No matter the state of our conscience, we never sense all our sin, errors and faults before God’s holiness. As we learned from the catechism, “What sins should we confess? Before God we should plead guilty of all sins, even those we are not aware of, as we do in the Lord’s Prayer.” Our confessions also quote Psalm 19:12 with frequency, “Who can discern his errors? Declare me innocent from hidden faults.” The Confessions state that “most sins we neither remember nor understand” (Ap XI 65).
Create in me a clean heart
Jesus, however, sees them all. “The Lord looks on the heart” (1 Sam. 16:7) and knows what comes out of it (Matt. 15:19). Therefore we approach the Lord’s Supper singing the Offertory, “Create in me a clean heart, O God.”The living Christ, here and now, in the flesh, comes among us with His holy body and His holy blood because of our heart problem.
Our wicked hearts may tempt us to leave the Sacrament of the Altar with false hope. We may hope that we can return next time more meritorious to approach the Table of the Lord. We may hope that with enough time and effort we will be worthy of a seat at His Table.
We should surely seek to amend our sinful lives, before Christ serves us again in Holy Communion. But not to merit a better seat at His Table. We will never get right in this life what only God’s forgiveness in Christ makes right. Our efforts to live in repentance and turn from sin flow from faith that the Lord, through His sacrificed body and His shed blood, makes us fully right before God.
The hymn stanza helps us see. It confesses:
You see my sin yet seat me at Your table;(LSB 635:3)
Lord, as a guest, I surely am the least:
Unclean, unfit, of worthy deeds unable —
My heart prepare for this most holy feast,
My heart prepare for this most holy feast.
Indeed, “Create in me a clean heart, O God, and renew a right spirit within me” (LSB, p. 192–93).

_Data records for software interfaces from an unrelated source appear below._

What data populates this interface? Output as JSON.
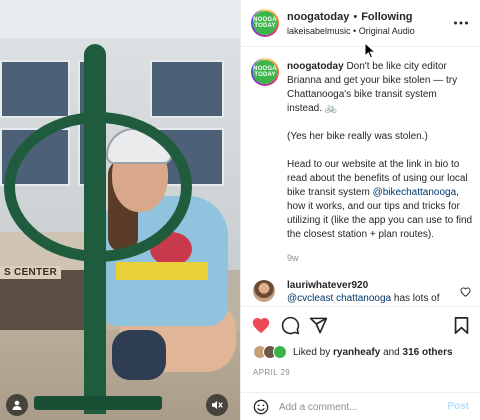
{
  "header": {
    "username": "noogatoday",
    "separator": "•",
    "follow_label": "Following",
    "audio_owner": "lakeisabelmusic",
    "audio_sep": "•",
    "audio_label": "Original Audio",
    "avatar_logo": "NOOGA TODAY",
    "more_icon": "more-horizontal-icon"
  },
  "media": {
    "storefront_sign": "S CENTER",
    "user_tag_icon": "user-tag-icon",
    "mute_icon": "muted-speaker-icon"
  },
  "caption": {
    "username": "noogatoday",
    "para1": "Don't be like city editor Brianna and get your bike stolen — try Chattanooga's bike transit system instead. 🚲",
    "para2": "(Yes her bike really was stolen.)",
    "para3_a": "Head to our website at the link in bio to read about the benefits of using our local bike transit system ",
    "para3_mention": "@bikechattanooga",
    "para3_b": ", how it works, and our tips and tricks for utilizing it (like the app you can use to find the closest station + plan routes).",
    "age": "9w"
  },
  "comment": {
    "username": "lauriwhatever920",
    "mention1": "@cvcleast",
    "mention2": "chattanooga",
    "text_tail": "has lots of"
  },
  "actions": {
    "like_icon": "heart-filled-icon",
    "comment_icon": "comment-icon",
    "share_icon": "share-icon",
    "save_icon": "bookmark-icon",
    "liked": true
  },
  "likes": {
    "prefix": "Liked by",
    "user": "ryanheafy",
    "conj": "and",
    "count": "316 others"
  },
  "date": "APRIL 29",
  "add_comment": {
    "placeholder": "Add a comment...",
    "post_label": "Post",
    "emoji_icon": "emoji-icon"
  },
  "colors": {
    "like_red": "#ed4956",
    "mention_blue": "#00376b",
    "post_disabled": "#b2dffc",
    "brand_green": "#3bb54a"
  }
}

Being turned to God in true repentance begins as God’s holy Law is unleashed on the human heart. It continues as the heart receives healing through God’s holy Gospel.
But to this office of the Law, the New Testament immediately adds the consoling promise of grace through the Gospel. This must be believed. As Christ declares, “Repent and believe in the Gospel” (Mark 1:15). That is, become different, act differently, and believe My promise. … The Gospel brings consolation and forgiveness. It does so not just in one way, but through the Word and the Sacraments.(SA III III 4, 8)

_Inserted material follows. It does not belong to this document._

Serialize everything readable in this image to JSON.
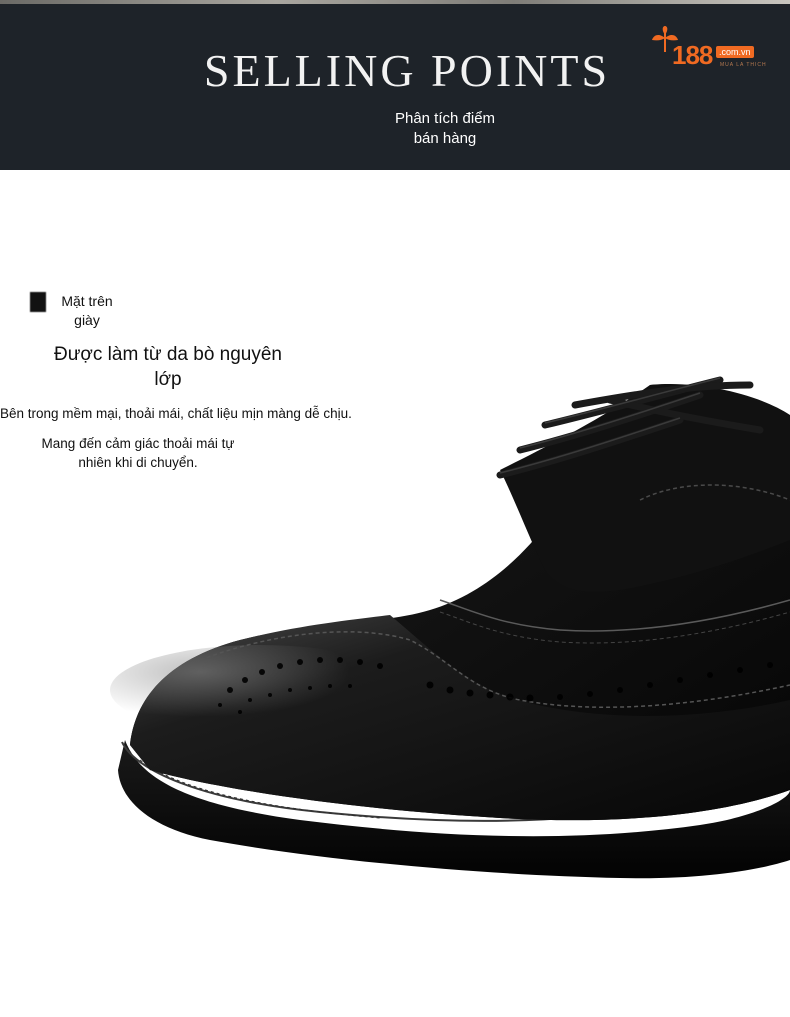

Our Lord of plentiful redemption wants to come among us with His food of forgiveness on our day of rest because He loves us. He who rested on the seventh day of creation invites us to His Table with the sweetest of invitations: “Come to me, all who labor and are heavy laden, and I will give you rest” (Matt. 11:28; see LC V 66). His tender summons exhorts us for our highest good. Here, He gives rest from that futile effort of trying to mop up the sloppy stains of our sin. He even removes the sin we fail to recognize (Psalm 130:3–4). The blood the Lord gives you to drink received in faith cleanses you from all sin (1 John 1:7). The splendid truth is that the living Christ, here and now, in the flesh, does this.
The gifts are in the feast,(LSB 602:5)
Gifts far more than we see;
Beneath the bread and wine
Is food from Calvary.
The body and the blood
Remove our ev’ry sin;
We leave His presence in
His peace, renewed again.